"millions! well, take the commune, for instance."a cold smile distorted bazarov's lips. "well, you had better talk to your brotherabout the commune. i should think he has seen by now what thecommune is like in reality--its mutual guarantees, its sobriety and suchlike.""well, the family, the family as it exists among our peasants," cried pavel petrovich. "on that subject, too, i think it will bebetter for you not to enter into too much detail.you know how the head of the family chooses his daughters-in-law?

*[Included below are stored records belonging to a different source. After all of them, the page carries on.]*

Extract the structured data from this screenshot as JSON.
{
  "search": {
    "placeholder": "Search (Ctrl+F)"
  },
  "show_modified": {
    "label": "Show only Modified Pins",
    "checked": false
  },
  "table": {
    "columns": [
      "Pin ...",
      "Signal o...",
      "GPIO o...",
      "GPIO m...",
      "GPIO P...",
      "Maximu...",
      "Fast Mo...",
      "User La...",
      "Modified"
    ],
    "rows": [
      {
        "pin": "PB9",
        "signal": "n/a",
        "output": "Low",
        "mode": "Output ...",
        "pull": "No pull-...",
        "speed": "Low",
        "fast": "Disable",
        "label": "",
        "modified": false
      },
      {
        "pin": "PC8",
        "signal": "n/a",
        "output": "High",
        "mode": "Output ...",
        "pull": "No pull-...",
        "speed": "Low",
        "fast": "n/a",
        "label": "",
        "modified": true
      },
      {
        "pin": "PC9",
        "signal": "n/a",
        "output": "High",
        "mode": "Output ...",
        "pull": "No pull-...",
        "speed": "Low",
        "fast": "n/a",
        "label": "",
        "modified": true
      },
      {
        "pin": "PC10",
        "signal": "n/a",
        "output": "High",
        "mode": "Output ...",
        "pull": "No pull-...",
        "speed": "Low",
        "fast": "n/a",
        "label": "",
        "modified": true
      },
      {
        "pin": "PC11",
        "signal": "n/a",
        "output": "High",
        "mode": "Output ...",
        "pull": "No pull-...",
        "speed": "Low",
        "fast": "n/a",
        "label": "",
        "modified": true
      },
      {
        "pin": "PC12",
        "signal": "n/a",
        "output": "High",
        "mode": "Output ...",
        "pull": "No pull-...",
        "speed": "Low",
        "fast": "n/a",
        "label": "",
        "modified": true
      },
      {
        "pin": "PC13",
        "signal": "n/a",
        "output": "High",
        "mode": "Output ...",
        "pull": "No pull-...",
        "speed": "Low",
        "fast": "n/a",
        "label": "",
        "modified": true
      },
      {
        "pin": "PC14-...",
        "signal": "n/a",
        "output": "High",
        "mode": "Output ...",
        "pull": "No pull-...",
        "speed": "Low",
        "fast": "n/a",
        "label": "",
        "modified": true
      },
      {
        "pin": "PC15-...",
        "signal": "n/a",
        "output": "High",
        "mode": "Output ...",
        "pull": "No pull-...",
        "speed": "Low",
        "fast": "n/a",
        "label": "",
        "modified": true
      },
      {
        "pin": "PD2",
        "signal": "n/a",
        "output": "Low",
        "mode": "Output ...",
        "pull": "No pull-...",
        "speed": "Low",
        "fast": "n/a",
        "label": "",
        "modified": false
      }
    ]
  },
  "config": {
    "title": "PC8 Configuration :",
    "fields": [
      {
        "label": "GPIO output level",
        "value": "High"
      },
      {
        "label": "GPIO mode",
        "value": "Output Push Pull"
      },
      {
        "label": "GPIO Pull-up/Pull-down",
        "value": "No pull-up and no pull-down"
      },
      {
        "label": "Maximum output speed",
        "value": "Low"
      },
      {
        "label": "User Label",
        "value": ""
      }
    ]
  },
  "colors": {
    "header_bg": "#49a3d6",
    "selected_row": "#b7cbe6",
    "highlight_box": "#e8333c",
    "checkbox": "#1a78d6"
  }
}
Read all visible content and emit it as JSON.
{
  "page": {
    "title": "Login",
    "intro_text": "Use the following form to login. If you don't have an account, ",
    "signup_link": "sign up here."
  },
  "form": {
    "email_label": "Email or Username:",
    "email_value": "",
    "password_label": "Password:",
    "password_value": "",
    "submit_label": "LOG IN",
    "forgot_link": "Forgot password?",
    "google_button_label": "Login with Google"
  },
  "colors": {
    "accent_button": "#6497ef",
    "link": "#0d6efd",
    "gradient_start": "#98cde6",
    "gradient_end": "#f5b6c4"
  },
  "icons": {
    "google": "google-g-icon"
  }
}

take my advice, pavel petrovich, allowyourself a day or two to think it all over; you'll hardly find anything straight away. go through the various classes of oursociety and examine them carefully, meanwhile arkady and i will----""will go on abusing everything," broke in pavel petrovich. "no, we will go on dissecting frogs.come, arkady; good-by for the present, gentlemen!"the two friends walked off. the brothers were left alone and at firstonly looked at each other. "so that," began pavel petrovich, "that isour modern youth!
those young men are our heirs!" "our heirs!" repeated nikolai petrovichwith a weary smile. he had been sitting as if on thornsthroughout the argument, and only from time to time cast a sad furtive glance atarkady. "do you know what i was reminded of,brother? i once quarreled with our mother; sheshouted and wouldn't listen to me. at last i said to her, 'of course you can'tunderstand me; we belong to two different generations.' she was terribly offended, but i thought,'it can't be helped--a bitter pill, but she
has to swallow it.' so now our turn has come, and oursuccessors can tell us: 'you don't belong to our generation; swallow your pill.'""you are much too generous and modest," replied pavel petrovich. "i'm convinced, on the contrary, that youand i are far more in the right than these young gentlemen, although perhaps weexpress ourselves in more old-fashioned language--vieilli--and are not so insolently conceited...and the airs theseyoung people give themselves! you ask one 'would you like white wine orred?'
'it is my custom to prefer red,' he answersin a deep voice and with a face as solemn as if the whole world were looking at himthat moment..." "do you want any more tea?" asked fenichka,putting her head in at the door; she had not wanted to come into the drawing roomwhile the noisy dispute was going on. "no, you can tell them to take away thesamovar," answered nikolai petrovich, and he got up to meet her.pavel petrovich said "bonsoir" to him abruptly, and went to his own study.